There’s recently been a lot of news about FDM (Fused Deposition Modeling) and PolyJet 3D printing technologies. So, when entering the market for an additive manufacturing system, it’s beneficial to have a deeper understanding of the differences between the two technologies to select the 3D printer with the right set of capabilities for your business.
After all, each technology builds parts its own way and each provides a variety of attractive benefits and capabilities. Say that you can only choose one technology or that you need another 3D printer but are not sure if you need the same technology or an alternative. How do you sort it out? Today’s Check it Out takes you to a complimentary white paper that’s intended to help you research wisely.

The elevator speech on “FDM and PolyJet 3D Printing: Determining Which Technology is Right for Your Application” is that it compares FDM and PolyJet technologies using three criteria: operations, part characteristics and materials. It’s richly illustrated with figures, charts, graphs, screenshots and photos. It’s written for anyone with a basic understanding of 3D printing. It’s not an in-depth theoretical presentation. Every bit of it is a hands-on “what’s in it for you” document.

This seven-page white paper, written by Fred Fischer, the director of business development at Stratasys, begins with an extremely brief summary of the mechanics of FDM and PolyJet 3D printing technologies. It ends with a pair of excellent infographics that succeed at conveying a lot of data at a glance.

The first infographic sorts available materials by general application type, performance (durability, finish, details, etc.), part precision and properties.

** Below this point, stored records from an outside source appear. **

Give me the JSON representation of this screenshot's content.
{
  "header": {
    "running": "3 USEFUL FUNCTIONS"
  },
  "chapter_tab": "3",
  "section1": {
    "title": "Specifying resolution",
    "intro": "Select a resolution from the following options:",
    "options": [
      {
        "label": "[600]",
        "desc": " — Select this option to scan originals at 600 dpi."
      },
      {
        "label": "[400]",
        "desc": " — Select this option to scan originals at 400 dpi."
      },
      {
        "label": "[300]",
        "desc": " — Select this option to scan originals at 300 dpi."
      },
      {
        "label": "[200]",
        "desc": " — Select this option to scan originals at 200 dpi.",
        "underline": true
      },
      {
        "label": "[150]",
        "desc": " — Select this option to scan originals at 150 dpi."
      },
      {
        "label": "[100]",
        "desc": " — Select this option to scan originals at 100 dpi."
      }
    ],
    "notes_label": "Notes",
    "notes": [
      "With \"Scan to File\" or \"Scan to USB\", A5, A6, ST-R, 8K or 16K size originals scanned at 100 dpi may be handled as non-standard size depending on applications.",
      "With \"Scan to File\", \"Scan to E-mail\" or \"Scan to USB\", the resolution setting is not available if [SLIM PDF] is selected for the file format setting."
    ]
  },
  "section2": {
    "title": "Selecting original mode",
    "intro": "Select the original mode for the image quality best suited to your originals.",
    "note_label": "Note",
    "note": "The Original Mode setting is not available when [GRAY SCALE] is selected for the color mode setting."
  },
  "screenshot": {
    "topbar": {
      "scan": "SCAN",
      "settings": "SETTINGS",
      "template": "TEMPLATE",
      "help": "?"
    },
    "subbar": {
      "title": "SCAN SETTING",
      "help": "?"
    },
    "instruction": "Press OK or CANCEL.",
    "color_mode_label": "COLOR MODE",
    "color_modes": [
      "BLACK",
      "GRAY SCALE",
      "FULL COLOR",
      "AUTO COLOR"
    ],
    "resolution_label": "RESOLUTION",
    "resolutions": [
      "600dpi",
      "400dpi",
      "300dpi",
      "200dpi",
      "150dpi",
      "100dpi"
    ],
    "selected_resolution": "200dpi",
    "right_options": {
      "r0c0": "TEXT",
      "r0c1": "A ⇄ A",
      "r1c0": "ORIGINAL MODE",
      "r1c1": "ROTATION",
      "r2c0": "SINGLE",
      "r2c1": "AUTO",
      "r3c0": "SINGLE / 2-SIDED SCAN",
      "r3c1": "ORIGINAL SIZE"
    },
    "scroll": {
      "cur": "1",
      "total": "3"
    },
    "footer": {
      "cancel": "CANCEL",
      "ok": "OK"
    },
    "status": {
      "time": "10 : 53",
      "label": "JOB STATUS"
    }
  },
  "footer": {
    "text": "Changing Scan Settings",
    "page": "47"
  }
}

The second infographic will remind you of the data in Consumer Reports. It uses bullets to indicate where PolyJet and FDM technologies fall within three key considerations broken down into their constituent components, such as process time, accuracy and biocompatible materials.

In the main body of the paper, Fischer compares FDM and PolyJet technologies by dicing the three key criteria into their important considerations. Operations, as you might surmise, is the longest discussion. It embraces such concerns as overall build speed, pre- and post-processing, where you can position a 3D printer, ease of use and operating expenses.

Operations also has the most nuanced elements. Take build speed. Because of all the variables that go into making a part, it’s a tricky measure – like EPA mileage guidelines. In other words, sometimes when you run a stopwatch during every step that goes into 3D printing a part, the machine that took the longest time to build your part may have the fastest completion time.
The part characteristics segment ranges across such issues as finish, resolution, accuracy and size. In many ways, this section is close to a spec sheet. But it’s a tough nut to write about. Size, for example, defies easy generalization because of variations in different units. Nonetheless, this discussion will really help you hone in on the technology best for you if finish or part stability are your thing.

Arguably, materials are the biggest differentiator between FDM and PolyJet technology. Between the two, you have about 600 material options, including thermoplastic, thermoplastic-like resin, rigid or flexible materials and opaque and transparent materials. PolyJet alone offers more than 450 material blends for color, flexibility and so on.
One of the many bright spots in this paper is that Fischer just lays the pros and cons of FDM and PolyJet technology out on the table for you to mull over and map to your organization’s needs. He has no qualms about saying flat out that if a given attribute is your concern, then you should go with FDM or PolyJet. Refreshing.
You can download your copy of “FDM and PolyJet 3D Printing: Determining Which Technology is Right for Your Application” at the other end of today’s Check it Out link. It’s well worth every minute of your time if you’re just curious. It’s invaluable if you’re looking around at your 3D printing options.

Reprinted from Desktop Engineering, written by:
Anthony J. Lockwood
Editor at Large, Desktop Engineering